As teachers, we are encouraged to engage in “best practice” on a daily basis with our students. Our professional development often includes rationale to support new initiatives with “best practice” for students in mind. But, what about employing “best practice” approaches to learning with teachers in professional development? Integrating technology into education is not as simple as implementing a new program or learning strategy. It changes the game entirely.
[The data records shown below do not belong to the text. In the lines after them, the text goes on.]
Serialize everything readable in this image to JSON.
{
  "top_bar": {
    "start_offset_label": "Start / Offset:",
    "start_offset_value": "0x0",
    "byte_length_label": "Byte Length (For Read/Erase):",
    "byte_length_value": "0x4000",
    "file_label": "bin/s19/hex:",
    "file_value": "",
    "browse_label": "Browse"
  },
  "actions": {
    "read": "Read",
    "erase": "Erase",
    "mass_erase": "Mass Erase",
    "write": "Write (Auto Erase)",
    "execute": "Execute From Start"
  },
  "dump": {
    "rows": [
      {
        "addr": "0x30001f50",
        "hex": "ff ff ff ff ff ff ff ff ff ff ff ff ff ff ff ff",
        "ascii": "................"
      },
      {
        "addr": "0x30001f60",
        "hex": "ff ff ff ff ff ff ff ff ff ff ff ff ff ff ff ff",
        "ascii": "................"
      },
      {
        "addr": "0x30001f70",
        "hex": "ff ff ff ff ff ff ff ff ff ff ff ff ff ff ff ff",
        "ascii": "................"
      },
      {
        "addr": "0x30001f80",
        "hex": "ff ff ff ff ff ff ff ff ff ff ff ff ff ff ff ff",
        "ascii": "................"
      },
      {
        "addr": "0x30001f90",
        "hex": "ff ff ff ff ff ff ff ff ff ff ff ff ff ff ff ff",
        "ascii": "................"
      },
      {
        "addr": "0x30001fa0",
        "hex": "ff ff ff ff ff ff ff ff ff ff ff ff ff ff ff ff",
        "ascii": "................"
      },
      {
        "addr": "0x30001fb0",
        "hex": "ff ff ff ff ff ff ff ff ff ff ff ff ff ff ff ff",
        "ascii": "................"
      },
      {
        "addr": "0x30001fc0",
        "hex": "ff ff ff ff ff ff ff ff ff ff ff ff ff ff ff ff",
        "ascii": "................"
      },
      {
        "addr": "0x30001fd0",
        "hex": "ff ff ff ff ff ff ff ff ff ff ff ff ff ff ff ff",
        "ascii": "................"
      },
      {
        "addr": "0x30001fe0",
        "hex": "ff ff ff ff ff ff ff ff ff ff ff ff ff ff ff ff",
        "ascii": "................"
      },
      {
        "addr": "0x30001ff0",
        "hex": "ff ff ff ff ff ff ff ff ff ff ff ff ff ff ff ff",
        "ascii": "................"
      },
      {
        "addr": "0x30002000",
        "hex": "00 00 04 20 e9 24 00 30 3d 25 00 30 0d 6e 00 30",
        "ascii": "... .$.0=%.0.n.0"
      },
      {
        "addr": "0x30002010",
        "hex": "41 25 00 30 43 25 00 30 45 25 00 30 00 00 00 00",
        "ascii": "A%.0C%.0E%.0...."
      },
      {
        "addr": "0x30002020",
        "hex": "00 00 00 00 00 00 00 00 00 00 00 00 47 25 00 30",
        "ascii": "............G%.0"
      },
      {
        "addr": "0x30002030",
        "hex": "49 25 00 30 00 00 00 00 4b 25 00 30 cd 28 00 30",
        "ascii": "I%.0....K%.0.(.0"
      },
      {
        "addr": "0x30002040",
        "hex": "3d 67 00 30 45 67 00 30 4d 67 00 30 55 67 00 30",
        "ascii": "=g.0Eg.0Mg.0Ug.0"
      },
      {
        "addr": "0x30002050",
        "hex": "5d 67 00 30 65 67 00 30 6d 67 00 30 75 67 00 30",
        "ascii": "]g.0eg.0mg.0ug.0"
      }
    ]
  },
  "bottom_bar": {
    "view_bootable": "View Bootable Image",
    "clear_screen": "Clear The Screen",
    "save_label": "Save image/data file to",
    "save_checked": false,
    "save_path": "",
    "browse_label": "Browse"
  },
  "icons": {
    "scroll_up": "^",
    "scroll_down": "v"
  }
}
Teachers often see results of technology integration and are expected to replicate these fabulous learning experiences without enough support for their own learning. Teachers love to know the details of how things work. They are the curators of learning management. In order to do this teachers, like students need a certain amount of context to understand the value of technology integration. Time is of the essence in all classrooms. However, the K-2 classroom presents even more dynamics of urgency for teachers. Large amounts of planning is being spent preparing the environment, and helping students manage behaviors, than in other age groups grades 3-12. When K-2 teachers are asked to implement and integrate technology into their classroom learning lives, they need to see it. Teachers appreciate the real classroom examples where the kids are being kids. Teachers also appreciate the candor of others who share their struggles across the journey. It is my hope to make my learning journey more transparent for K-2 teachers so that they will be able to adjust their teaching and learning environments in small ways with big results for engagement, student centered learning.
Greeting Slides for the Low Tech Crowd
Fifteen years ago I would have had strong opinions against using a slides presentation with five and six year olds. It sounds cold. When I am sharing a favorite read with my students, I like to be close to them. They are gathered on the carpet wrapped around me. It is intimate and personal. As soon as teachers see a screen in front of the classroom, it starts to lose the warm elementary feel. The screen often separates the teacher more from the students. It’s important as curators of learning we fight to maintain that gentle and close relationship with our little ones. But, as teachers we have the privilege to enter their digital filled lives and adjust some of their thinking about how to create a conversation including technological tools in learning. Get out your tools and lower that screen so students can see it from the carpet without craning their necks. I started by making a slide to greet my students at the beginning of the day. First it replaced the list of things to do on the board.
Then, I started changing it to fit some calendar objectives. So, in the beginning, yes, it was a thousand dollar pencil. But, you do what you know. Teachers need to be reminded there’s nothing wrong with that. The Morning Message encouraged by the people over at theResponsive Classroom
continues to be a meaningful way to start the day with early readers. Color coding high frequency words and using a “Dear Students” format is how I started the year on chart paper.
This might be a good goal to work for by the end of the school year. Let this one slide evolve for you over time.
Moderate technology Teacher Learners
Expanding the slides throughout the day may sound as simple as using an interactive schedule. We all know how much teachers love checklists. Each slide can have an objective for the lesson or “I can statement.” If your district requires certain learning objectives posted. This is an easy way to do that. Multiple slides might look like this:
Teacher with Advanced Technology Wisdom
For my math lesson last week, I linked a screencast in my math slide to help my students hear a lesson I had previously taught by a different teacher. I saw they struggled with the work and needed reteaching. I’m not suggesting these screencasts be the primary delivery method for lessons. Using Educreations, or Quicktime and posting through Vimeo could be another way to make screencasts to link into the daily template. Photos of students engaged in the objective can be added. Students can then talk from these images to the group, explaining their thinking during the task. Linking photos of student examples with other mentor examples, video, text, audio, can be powerful.
The Key to Student Engagement is Representing the Student’s Ideas and Thinking
Here is slide with students’ questions after an open ended research session. Students had problems. We talked about how problems are a very common part of the research process. I recorded their problems so we could come back to them the next day. Not only did I have plans for the next day, they were directly connected to what the students wanted to learn about. The plans were made specifically to answer the questions and problems pertaining to their own learning. There were also kids teaching other kids.
Together, the students and the teacher create the most relevant learning community. Through technology, the learning can transform content and process in a more organic way. The content and process can then be shared with a wider audience. Parents and other students in the school can celebrate the learning.